Amazing Occult Bookshops in Cinema


While bookshops are rapidly (and depressingly) disappearing in the real world, cinema has preserved some of the most famous on film. Some of the most interesting bookshops in movies offer tomes on magic and the occult — a portal for film protagonists to find answers about the spooky goings-on around them. Plus, the shops just make for really cool sets. Here are several real-life and fictional occult bookshops in cinema where we would happily browse for books.

The Howling

Joe Dante’s 1981 werewolf classic finds the sleuthing pals of a television reporter at an amazing occult bookshop to study up on the fanged fiends that have been attacking their friend and all the lore associated with things that go RAWR in the night.

The Craft

The teen coven in The Craft gets the five-finger discount at their local occult bookshop, but the proprietress plays an important role in shaping young witch Sarah. And every spooky boy and girl across the world wanted their very own witchy godmother after watching this movie.

The Ninth Gate

Ancient grimoires that contain spells for summoning the Old Scratch. Yep, sounds like director Roman Polanski’s idea of a good time.

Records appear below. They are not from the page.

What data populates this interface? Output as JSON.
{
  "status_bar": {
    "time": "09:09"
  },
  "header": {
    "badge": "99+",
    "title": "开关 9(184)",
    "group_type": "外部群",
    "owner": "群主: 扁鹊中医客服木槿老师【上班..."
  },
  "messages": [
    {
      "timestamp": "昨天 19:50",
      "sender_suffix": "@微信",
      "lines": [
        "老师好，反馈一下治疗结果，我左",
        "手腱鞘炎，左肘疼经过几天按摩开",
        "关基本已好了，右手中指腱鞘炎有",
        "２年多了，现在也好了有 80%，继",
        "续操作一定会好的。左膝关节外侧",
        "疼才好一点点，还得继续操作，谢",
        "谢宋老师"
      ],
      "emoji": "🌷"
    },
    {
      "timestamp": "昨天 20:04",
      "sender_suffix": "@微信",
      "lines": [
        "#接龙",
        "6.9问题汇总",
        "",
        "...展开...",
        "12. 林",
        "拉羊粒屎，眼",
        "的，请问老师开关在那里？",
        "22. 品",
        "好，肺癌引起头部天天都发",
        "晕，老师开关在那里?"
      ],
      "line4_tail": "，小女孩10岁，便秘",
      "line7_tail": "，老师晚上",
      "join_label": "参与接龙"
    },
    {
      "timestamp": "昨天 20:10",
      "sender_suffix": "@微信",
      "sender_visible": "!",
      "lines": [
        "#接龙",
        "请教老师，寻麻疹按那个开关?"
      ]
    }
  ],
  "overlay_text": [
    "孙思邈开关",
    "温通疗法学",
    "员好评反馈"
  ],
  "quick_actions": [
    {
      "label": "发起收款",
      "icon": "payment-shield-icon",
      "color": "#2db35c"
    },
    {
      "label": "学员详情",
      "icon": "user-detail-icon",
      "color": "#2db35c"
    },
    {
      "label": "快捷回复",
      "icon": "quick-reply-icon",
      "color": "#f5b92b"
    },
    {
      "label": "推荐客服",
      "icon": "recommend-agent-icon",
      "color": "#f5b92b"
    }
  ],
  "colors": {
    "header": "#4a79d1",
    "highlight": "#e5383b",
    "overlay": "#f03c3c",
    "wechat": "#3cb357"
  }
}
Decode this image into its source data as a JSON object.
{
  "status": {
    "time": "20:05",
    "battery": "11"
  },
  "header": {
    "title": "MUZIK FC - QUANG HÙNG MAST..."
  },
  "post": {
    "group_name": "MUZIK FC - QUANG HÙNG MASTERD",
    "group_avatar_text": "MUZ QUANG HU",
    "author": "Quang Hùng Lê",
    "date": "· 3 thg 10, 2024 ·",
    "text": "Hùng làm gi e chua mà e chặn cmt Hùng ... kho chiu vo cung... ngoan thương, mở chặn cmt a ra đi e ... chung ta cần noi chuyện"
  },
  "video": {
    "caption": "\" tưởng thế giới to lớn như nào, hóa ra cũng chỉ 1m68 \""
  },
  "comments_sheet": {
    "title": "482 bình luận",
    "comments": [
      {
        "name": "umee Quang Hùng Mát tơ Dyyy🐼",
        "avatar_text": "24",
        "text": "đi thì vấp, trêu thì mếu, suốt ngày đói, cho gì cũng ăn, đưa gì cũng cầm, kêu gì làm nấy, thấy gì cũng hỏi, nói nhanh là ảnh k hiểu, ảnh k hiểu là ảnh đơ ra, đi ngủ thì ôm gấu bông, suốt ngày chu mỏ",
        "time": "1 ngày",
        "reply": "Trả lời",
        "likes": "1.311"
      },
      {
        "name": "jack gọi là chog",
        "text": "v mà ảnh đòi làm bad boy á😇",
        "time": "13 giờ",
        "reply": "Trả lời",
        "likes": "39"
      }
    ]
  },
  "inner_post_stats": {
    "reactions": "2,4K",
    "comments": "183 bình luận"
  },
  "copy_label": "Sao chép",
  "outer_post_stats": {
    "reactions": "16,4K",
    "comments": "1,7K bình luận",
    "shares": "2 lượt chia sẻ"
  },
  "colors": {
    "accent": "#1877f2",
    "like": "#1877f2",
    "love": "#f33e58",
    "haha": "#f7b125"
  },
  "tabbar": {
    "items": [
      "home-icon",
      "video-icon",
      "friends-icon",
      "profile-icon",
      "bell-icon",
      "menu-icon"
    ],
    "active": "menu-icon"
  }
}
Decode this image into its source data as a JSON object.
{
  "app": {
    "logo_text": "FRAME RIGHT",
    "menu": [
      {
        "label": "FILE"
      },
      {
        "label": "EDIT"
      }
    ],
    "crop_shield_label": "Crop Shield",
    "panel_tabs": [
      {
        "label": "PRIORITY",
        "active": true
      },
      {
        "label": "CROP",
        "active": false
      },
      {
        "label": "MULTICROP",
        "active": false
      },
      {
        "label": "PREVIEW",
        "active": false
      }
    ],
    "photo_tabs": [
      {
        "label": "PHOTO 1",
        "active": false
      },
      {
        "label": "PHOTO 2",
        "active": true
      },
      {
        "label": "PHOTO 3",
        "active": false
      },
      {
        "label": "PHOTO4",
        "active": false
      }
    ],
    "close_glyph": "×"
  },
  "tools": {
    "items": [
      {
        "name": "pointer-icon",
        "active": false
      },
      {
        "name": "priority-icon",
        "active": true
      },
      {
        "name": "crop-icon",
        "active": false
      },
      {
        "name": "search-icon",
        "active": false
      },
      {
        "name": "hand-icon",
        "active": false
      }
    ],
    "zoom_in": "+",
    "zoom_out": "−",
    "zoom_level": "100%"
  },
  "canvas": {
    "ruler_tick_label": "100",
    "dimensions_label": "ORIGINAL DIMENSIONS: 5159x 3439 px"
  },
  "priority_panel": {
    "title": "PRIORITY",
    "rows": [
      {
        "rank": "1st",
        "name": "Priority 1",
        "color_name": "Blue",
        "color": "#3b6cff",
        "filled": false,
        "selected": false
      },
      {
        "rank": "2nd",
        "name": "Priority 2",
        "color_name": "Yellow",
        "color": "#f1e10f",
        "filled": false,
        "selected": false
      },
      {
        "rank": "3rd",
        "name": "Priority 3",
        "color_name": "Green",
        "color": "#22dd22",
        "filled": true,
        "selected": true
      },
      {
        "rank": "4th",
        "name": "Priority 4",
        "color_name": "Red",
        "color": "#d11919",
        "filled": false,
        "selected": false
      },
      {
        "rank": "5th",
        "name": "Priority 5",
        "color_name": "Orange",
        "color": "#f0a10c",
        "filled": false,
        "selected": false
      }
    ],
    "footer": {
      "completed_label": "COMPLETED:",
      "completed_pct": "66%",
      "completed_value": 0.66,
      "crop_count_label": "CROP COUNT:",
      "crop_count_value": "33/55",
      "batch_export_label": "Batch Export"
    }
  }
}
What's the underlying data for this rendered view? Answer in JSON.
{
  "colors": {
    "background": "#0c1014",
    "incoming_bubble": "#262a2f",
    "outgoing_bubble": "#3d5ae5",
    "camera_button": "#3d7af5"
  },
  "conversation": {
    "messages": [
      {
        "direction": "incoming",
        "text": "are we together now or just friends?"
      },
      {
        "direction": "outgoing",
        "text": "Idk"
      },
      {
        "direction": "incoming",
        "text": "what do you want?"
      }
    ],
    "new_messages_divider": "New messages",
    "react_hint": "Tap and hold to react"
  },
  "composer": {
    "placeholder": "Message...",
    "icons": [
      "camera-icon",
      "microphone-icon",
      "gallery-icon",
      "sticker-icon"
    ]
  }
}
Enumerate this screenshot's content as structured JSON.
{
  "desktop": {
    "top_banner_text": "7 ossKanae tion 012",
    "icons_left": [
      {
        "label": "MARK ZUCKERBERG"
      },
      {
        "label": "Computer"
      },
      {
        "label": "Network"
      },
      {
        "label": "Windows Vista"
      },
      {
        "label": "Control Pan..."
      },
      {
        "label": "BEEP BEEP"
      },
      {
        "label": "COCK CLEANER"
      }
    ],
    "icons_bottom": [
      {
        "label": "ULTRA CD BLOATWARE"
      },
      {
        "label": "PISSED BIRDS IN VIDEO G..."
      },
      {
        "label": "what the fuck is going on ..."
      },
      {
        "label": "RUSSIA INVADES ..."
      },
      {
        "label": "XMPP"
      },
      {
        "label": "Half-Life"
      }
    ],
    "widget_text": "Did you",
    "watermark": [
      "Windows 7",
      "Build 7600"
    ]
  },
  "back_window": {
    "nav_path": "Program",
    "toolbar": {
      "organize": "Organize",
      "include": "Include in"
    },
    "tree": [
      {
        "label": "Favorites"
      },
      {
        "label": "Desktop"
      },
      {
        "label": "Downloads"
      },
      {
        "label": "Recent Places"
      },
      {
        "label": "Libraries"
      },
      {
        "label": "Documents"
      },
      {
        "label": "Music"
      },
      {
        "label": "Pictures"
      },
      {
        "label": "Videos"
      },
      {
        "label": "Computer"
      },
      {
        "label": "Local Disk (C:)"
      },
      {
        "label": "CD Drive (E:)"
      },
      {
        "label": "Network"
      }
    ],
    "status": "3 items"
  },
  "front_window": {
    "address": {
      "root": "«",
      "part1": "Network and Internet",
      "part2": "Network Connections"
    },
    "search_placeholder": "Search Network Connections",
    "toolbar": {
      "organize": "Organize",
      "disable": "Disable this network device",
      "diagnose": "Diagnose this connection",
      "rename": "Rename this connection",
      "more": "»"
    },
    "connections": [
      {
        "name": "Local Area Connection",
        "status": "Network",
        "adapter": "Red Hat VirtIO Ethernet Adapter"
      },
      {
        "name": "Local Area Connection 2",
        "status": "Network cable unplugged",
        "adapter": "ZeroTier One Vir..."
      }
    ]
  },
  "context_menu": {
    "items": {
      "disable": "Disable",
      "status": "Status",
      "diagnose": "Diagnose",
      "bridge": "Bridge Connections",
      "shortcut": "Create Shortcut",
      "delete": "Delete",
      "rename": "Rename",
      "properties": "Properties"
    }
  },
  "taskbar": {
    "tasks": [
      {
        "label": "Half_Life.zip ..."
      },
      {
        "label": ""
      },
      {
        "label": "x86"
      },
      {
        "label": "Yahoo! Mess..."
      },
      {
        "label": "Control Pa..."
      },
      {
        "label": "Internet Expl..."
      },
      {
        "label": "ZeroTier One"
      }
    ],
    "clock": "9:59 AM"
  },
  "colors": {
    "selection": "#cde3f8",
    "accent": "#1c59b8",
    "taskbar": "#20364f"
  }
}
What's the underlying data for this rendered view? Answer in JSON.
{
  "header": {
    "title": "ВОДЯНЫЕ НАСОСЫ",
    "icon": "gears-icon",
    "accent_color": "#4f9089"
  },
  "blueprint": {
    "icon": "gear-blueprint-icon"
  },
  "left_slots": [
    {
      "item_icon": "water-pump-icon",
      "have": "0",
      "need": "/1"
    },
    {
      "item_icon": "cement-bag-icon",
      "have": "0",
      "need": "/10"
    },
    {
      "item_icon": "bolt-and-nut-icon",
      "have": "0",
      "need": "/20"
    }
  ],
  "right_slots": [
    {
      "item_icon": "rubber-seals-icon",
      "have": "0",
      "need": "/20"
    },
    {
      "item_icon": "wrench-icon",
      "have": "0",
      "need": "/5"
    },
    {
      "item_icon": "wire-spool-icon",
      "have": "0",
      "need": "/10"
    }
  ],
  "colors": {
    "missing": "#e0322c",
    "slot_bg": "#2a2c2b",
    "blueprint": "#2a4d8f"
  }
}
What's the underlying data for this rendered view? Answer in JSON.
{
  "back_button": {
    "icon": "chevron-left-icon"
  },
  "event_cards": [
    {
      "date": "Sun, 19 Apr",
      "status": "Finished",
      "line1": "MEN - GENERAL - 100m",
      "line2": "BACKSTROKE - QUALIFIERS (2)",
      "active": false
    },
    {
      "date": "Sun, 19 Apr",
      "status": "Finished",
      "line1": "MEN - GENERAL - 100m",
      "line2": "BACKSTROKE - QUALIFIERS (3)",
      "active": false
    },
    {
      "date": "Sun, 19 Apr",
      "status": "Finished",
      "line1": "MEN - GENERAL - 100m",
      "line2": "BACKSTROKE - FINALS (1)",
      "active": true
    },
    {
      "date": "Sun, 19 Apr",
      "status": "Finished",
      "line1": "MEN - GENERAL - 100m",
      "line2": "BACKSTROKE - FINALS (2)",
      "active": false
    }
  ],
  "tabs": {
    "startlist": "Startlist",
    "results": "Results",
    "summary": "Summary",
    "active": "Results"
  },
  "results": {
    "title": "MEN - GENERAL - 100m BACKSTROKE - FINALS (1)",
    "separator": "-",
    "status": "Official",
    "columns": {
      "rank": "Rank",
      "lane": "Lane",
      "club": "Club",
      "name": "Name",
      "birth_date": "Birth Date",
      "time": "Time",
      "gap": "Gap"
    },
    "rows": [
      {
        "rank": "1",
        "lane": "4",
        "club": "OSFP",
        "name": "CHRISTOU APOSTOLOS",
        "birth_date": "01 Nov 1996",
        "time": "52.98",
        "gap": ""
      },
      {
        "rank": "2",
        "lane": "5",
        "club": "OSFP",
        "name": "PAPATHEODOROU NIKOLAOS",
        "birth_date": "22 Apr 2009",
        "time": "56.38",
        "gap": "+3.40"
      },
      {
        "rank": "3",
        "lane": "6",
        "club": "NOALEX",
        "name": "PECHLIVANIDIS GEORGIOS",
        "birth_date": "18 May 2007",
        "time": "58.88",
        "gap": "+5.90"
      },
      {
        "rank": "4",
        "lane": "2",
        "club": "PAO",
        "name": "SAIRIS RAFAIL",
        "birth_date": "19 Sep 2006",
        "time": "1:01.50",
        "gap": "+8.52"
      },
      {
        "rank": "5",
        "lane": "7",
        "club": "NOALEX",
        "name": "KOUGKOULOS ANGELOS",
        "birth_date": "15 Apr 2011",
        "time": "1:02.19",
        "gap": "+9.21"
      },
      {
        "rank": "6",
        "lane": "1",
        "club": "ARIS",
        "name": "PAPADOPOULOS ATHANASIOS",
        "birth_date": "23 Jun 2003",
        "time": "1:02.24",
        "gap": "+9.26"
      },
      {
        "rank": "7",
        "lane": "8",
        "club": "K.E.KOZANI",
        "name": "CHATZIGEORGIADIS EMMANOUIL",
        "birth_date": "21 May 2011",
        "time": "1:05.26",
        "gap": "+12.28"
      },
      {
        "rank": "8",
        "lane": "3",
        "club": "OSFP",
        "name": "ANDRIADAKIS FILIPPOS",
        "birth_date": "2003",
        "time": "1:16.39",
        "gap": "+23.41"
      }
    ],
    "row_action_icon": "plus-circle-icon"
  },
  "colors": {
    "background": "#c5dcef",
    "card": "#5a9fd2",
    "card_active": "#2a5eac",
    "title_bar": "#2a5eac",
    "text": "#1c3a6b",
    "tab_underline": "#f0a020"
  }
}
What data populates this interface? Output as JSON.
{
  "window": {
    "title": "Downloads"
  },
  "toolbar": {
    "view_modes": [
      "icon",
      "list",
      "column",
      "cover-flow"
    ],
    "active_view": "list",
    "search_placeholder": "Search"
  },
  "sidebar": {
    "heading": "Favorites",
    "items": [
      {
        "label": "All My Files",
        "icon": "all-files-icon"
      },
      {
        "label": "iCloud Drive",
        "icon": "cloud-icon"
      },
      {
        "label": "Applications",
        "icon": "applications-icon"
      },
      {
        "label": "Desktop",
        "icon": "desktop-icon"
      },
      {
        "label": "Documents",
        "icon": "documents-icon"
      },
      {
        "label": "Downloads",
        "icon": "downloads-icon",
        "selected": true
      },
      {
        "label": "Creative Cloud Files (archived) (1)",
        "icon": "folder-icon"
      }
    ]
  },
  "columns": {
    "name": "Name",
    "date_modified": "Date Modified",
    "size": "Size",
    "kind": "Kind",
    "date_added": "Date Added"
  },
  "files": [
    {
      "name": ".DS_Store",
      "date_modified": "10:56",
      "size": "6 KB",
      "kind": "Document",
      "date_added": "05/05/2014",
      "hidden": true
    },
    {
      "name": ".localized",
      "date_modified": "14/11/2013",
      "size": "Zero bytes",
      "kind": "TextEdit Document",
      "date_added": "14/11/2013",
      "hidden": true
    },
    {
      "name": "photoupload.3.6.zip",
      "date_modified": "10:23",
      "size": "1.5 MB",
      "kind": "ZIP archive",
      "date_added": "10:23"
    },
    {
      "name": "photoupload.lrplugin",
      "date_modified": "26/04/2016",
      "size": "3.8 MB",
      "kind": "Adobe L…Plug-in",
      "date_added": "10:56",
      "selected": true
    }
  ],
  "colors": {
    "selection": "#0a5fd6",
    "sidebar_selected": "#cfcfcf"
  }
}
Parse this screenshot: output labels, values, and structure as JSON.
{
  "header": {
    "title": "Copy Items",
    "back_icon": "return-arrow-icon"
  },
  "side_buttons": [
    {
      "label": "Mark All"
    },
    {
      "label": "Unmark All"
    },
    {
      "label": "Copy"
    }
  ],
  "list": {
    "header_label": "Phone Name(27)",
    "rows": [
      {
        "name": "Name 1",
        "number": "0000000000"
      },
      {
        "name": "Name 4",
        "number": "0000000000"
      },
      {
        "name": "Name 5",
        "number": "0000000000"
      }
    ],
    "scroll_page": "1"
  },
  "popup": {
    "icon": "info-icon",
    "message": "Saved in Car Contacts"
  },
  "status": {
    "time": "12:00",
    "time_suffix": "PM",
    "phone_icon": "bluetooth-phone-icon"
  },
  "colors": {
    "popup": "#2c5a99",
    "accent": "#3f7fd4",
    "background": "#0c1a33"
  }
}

A mysterious book written by a mad architect tells the story of the Three Mothers — sinister women who rule the world with dark magic. Director Dario Argento shows us the delightfully dark places the book takes its protagonist in search of the truth.

The Neverending Story

This is the bookstore where bullied Bastian ducks in to escape a beating and discovers a curious book about a magical world called Fantasia.

Rosemary’s Baby

Distraught wife and expectant mother Rosemary is determined to uncover the truth about her bizarre neighbors in their ominous apartment building. Read up on the real-life locations in the film, including the featured bookshop, on ScoutingNY.


Would def shop here.

Harry Potter and the Chamber of Secrets

Welcome to Borgin and Burkes, and its strange collection of macabre objects and magical books.

All he could tell was that he was standing in the stone fireplace of what looked like a large, dimly lit wizard’s shop — but nothing in here was ever likely to be on a Hogwarts school list. A glass case nearby held a withered hand on a cushion, a blood-stained pack of cards, and a staring glass eye. Evil-looking masks stared down from the walls, an assortment of human bones lay upon the counter, and rusty, spiked instruments hung from the ceiling. Even worse, the dark, narrow street Harry could see through the dusty shop window was definitely not Diagon Alley.